For a great example of science communication (and some fascinating thought puzzles) take a look at Wait But Why’s The Fermi Paradox, which addresses the question: where is all the other intelligent life out there?
(NSFW language in the article)
A researcher at my institution has written a blog for the Wellcome Trust about the public engagement event we ran from February-May 2014: Magnificent Microbes.
Hints on best practice include:
Over at Compound Interest they’ve put together a handy Rough Guide to critically reading science reporting.
Might have to invest in a poster for the wall of my office!
The British Science Association (BSA) has posted two ‘spring experiments’ for young people to try at home or in school on their website. One, involving eggs, has a small explanation about why the observed results are occurring but the other, about measuring the speed of light using chocolate, has no explanation and several seemingly random maths figures included on the sidebar.
I originally clicked on the link because I was interested in seeing how they would explain the relationship between microwaves, light, and the way it can be measured using household materials. (Also I remembered Jessamyn’s excellent post on the polymorphism of chocolate and had a craving for more!) The experiment guide walks you through the steps for producing the right measurement with the necessary safety precautions but nowhere in the guide does it actually tell you what is happening! This raises far more questions than it answers, including:

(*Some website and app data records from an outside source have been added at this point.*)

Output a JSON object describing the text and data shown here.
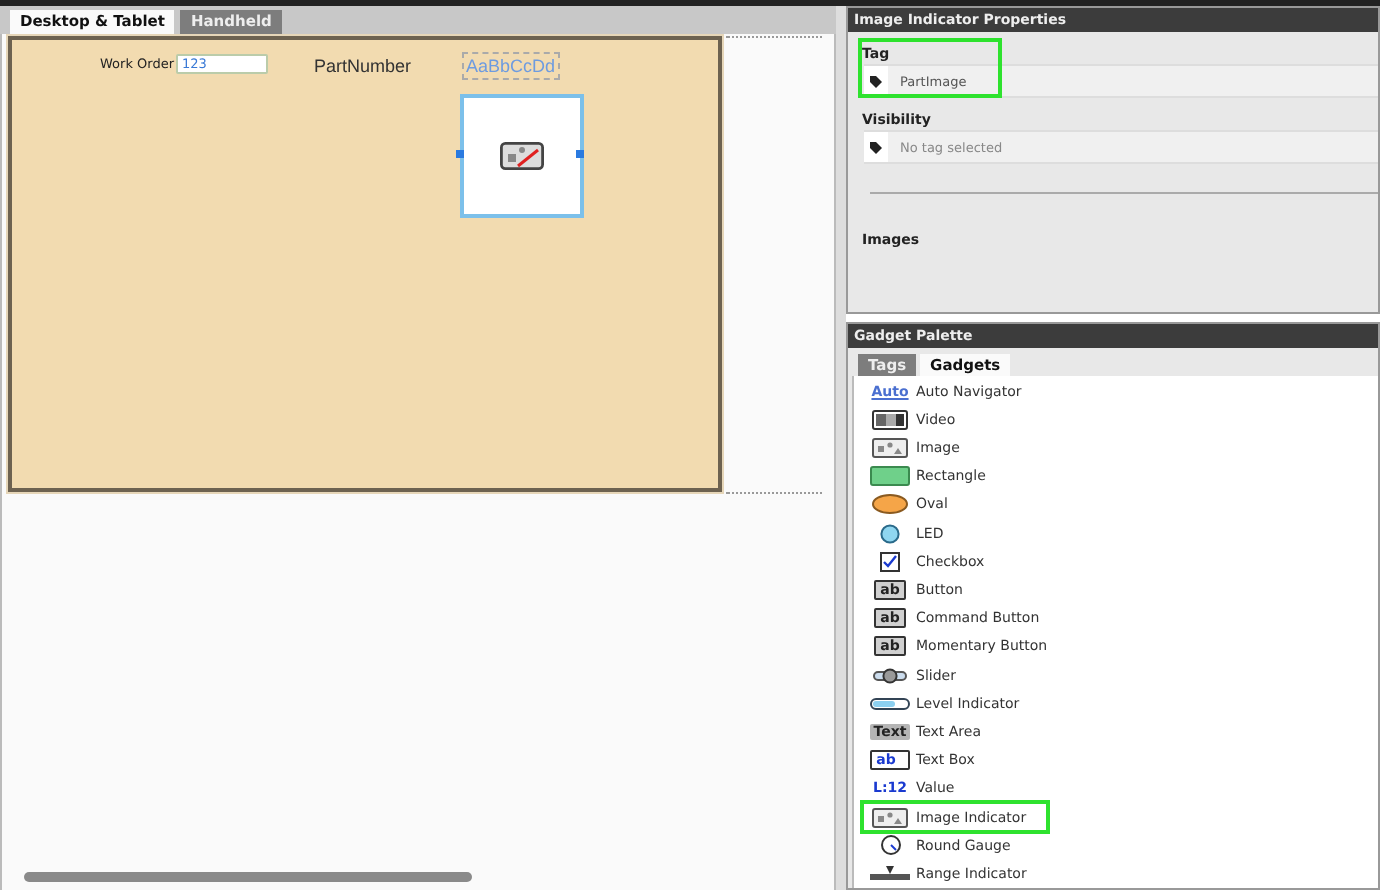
{
  "designer": {
    "tabs": [
      {
        "label": "Desktop & Tablet",
        "selected": true
      },
      {
        "label": "Handheld",
        "selected": false
      }
    ],
    "form": {
      "label": "Work Order",
      "input_value": "123",
      "part_label": "PartNumber",
      "text_sample": "AaBbCcDd",
      "image_indicator": {
        "selected": true
      }
    }
  },
  "properties": {
    "title": "Image Indicator Properties",
    "tag": {
      "label": "Tag",
      "value": "PartImage",
      "highlighted": true
    },
    "visibility": {
      "label": "Visibility",
      "placeholder": "No tag selected"
    },
    "images_label": "Images"
  },
  "palette": {
    "title": "Gadget Palette",
    "tabs": [
      {
        "label": "Tags",
        "selected": false
      },
      {
        "label": "Gadgets",
        "selected": true
      }
    ],
    "items": [
      {
        "kind": "auto",
        "icon_text": "Auto",
        "label": "Auto Navigator",
        "highlighted": false
      },
      {
        "kind": "video",
        "label": "Video",
        "highlighted": false
      },
      {
        "kind": "image",
        "label": "Image",
        "highlighted": false
      },
      {
        "kind": "rectangle",
        "label": "Rectangle",
        "highlighted": false
      },
      {
        "kind": "oval",
        "label": "Oval",
        "highlighted": false
      },
      {
        "kind": "led",
        "label": "LED",
        "highlighted": false
      },
      {
        "kind": "checkbox",
        "label": "Checkbox",
        "highlighted": false
      },
      {
        "kind": "button",
        "icon_text": "ab",
        "label": "Button",
        "highlighted": false
      },
      {
        "kind": "button",
        "icon_text": "ab",
        "label": "Command Button",
        "highlighted": false
      },
      {
        "kind": "button",
        "icon_text": "ab",
        "label": "Momentary Button",
        "highlighted": false
      },
      {
        "kind": "slider",
        "label": "Slider",
        "highlighted": false
      },
      {
        "kind": "level",
        "label": "Level Indicator",
        "highlighted": false
      },
      {
        "kind": "textarea",
        "icon_text": "Text",
        "label": "Text Area",
        "highlighted": false
      },
      {
        "kind": "textbox",
        "icon_text": "ab",
        "label": "Text Box",
        "highlighted": false
      },
      {
        "kind": "value",
        "icon_text": "L:12",
        "label": "Value",
        "highlighted": false
      },
      {
        "kind": "image",
        "label": "Image Indicator",
        "highlighted": true
      },
      {
        "kind": "gauge",
        "label": "Round Gauge",
        "highlighted": false
      },
      {
        "kind": "range",
        "label": "Range Indicator",
        "highlighted": false
      }
    ]
  }
}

Certainly there are more ways to learn than just instructively – indeed, for many people it’s doing that nurtures true understanding. In order to truly grasp the workings of what you’re doing, however, it is important to provide the necessary background knowledge so that your results can be interpreted correctly. Merely plugging some measurements into an equation does nothing to lead people towards understanding and does everything to enforce the idea of science as a dry, incomprehensible topic – even with chocolate.
While creative exploration of science topics is to be commended, we need to make sure we always ground our exploration in good information and good procedure. I would be keen to see the BSA publish additional guidance for the experiment to tie in the relevant material so that young scientists can develop their knowledge as well as their chocolate melting skills.
Now if you excuse me, I’m off to fulfil a craving…
Instead of merely telling your audience information, think about turning it into a two-way street. It allows your audience to become more involved in the process of learning new information and automatically makes it interactive. There are many different types of questions that you could use depending on what type of information you wish to get back from them.
The two most commonly used ‘types’ of questions are open and closed. I’ll talk a bit more about them now.
Closed questions require a short, simple answer in response, such as yes/no, true/false, or an uncontroversial fact such as “what is your name?” They are good for gauging knowledge levels and confirming understanding – “do you know what a cell is?” “Do all cells have a nucleus?”
Open questions can give longer answers and can involve the answerer’s knowledge, feelings or opinions. They can help you find out more information about the audience’s understanding of a topic, e.g. “what sorts of things do you know about cells?” Open questions often start with ‘what’, ‘why’, ‘how’.
It is, of course, crucially important to listen to the answers to the questions you ask; just because you assume an answer is obvious or easy does not ensure your audience will know it.
If you get a wrong answer do not be discouraging – you can always reward their effort even if the information is incorrect. You could say “that’s a good guess”, “I can see why you might think that”, or “not quite, but you’re on the right track” before following up with another question to help guide them to the right answer.